[TASK INPUT Boundary: Start]

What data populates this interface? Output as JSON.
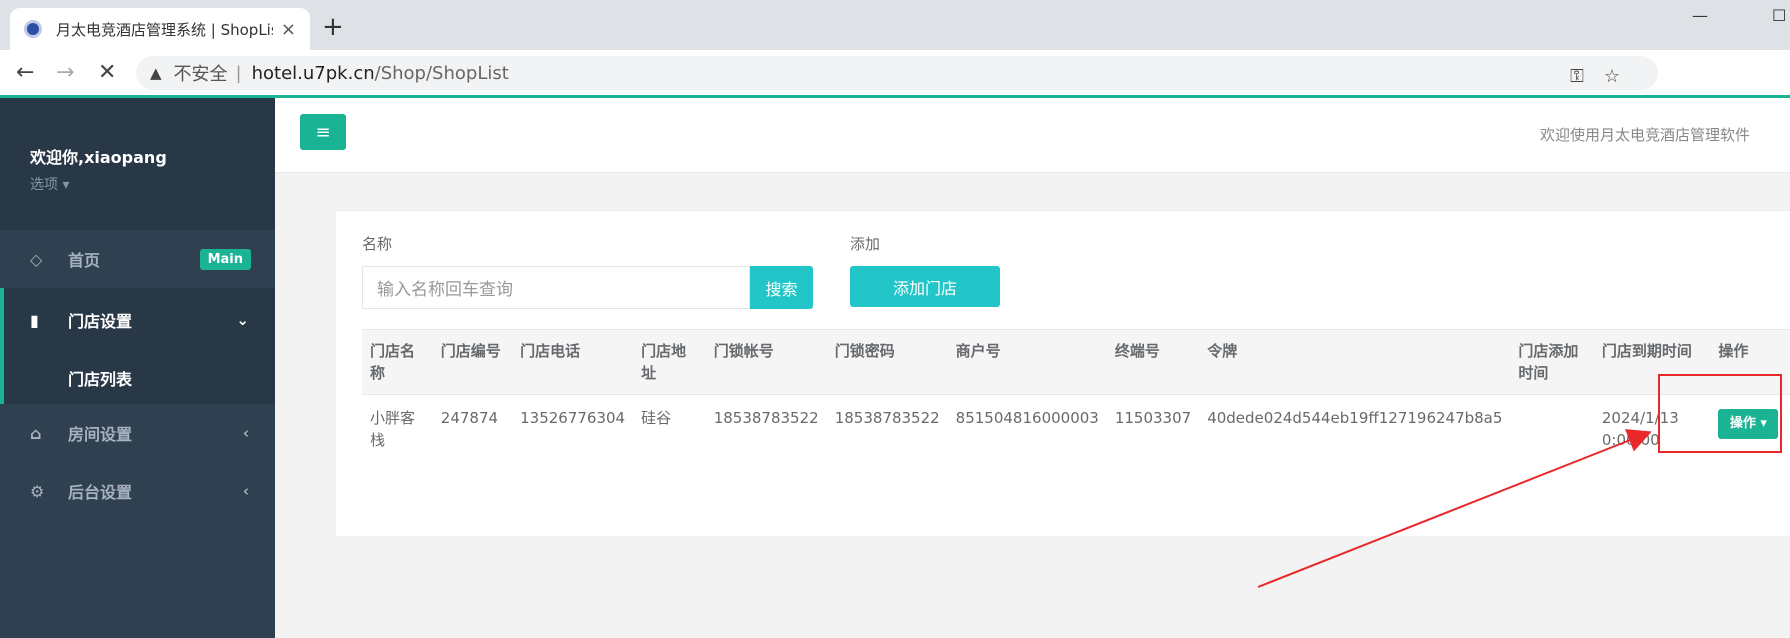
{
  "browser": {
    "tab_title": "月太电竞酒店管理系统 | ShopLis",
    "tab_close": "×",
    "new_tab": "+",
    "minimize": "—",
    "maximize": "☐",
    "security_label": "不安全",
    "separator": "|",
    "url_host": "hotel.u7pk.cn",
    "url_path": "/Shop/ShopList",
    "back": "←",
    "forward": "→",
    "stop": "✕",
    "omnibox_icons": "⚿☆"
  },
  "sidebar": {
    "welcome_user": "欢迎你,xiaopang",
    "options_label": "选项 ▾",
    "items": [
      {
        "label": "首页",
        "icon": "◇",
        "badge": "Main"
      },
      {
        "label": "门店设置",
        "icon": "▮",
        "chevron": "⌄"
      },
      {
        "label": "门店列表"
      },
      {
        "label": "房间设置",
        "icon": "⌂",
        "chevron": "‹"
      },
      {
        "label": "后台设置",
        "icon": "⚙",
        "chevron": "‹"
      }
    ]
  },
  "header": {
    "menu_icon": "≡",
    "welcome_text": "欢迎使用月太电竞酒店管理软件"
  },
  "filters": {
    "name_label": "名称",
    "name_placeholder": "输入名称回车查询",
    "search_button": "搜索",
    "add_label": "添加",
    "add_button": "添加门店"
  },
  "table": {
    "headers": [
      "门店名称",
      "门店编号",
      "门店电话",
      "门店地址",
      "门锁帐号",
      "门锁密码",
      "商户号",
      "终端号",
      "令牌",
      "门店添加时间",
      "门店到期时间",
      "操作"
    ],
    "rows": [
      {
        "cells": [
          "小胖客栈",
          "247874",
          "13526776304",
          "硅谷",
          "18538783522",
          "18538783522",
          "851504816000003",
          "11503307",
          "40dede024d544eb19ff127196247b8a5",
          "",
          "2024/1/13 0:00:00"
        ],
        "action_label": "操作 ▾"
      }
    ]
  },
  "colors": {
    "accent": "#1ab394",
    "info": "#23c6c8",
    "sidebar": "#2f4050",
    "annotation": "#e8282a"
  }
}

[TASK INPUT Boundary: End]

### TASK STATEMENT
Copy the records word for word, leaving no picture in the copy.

### SOLUTION
What data populates this interface? Output as JSON.
{
  "browser": {
    "tab_title": "月太电竞酒店管理系统 | ShopLis",
    "tab_close": "×",
    "new_tab": "+",
    "minimize": "—",
    "maximize": "☐",
    "security_label": "不安全",
    "separator": "|",
    "url_host": "hotel.u7pk.cn",
    "url_path": "/Shop/ShopList",
    "back": "←",
    "forward": "→",
    "stop": "✕",
    "omnibox_icons": "⚿☆"
  },
  "sidebar": {
    "welcome_user": "欢迎你,xiaopang",
    "options_label": "选项 ▾",
    "items": [
      {
        "label": "首页",
        "icon": "◇",
        "badge": "Main"
      },
      {
        "label": "门店设置",
        "icon": "▮",
        "chevron": "⌄"
      },
      {
        "label": "门店列表"
      },
      {
        "label": "房间设置",
        "icon": "⌂",
        "chevron": "‹"
      },
      {
        "label": "后台设置",
        "icon": "⚙",
        "chevron": "‹"
      }
    ]
  },
  "header": {
    "menu_icon": "≡",
    "welcome_text": "欢迎使用月太电竞酒店管理软件"
  },
  "filters": {
    "name_label": "名称",
    "name_placeholder": "输入名称回车查询",
    "search_button": "搜索",
    "add_label": "添加",
    "add_button": "添加门店"
  },
  "table": {
    "headers": [
      "门店名称",
      "门店编号",
      "门店电话",
      "门店地址",
      "门锁帐号",
      "门锁密码",
      "商户号",
      "终端号",
      "令牌",
      "门店添加时间",
      "门店到期时间",
      "操作"
    ],
    "rows": [
      {
        "cells": [
          "小胖客栈",
          "247874",
          "13526776304",
          "硅谷",
          "18538783522",
          "18538783522",
          "851504816000003",
          "11503307",
          "40dede024d544eb19ff127196247b8a5",
          "",
          "2024/1/13 0:00:00"
        ],
        "action_label": "操作 ▾"
      }
    ]
  },
  "colors": {
    "accent": "#1ab394",
    "info": "#23c6c8",
    "sidebar": "#2f4050",
    "annotation": "#e8282a"
  }
}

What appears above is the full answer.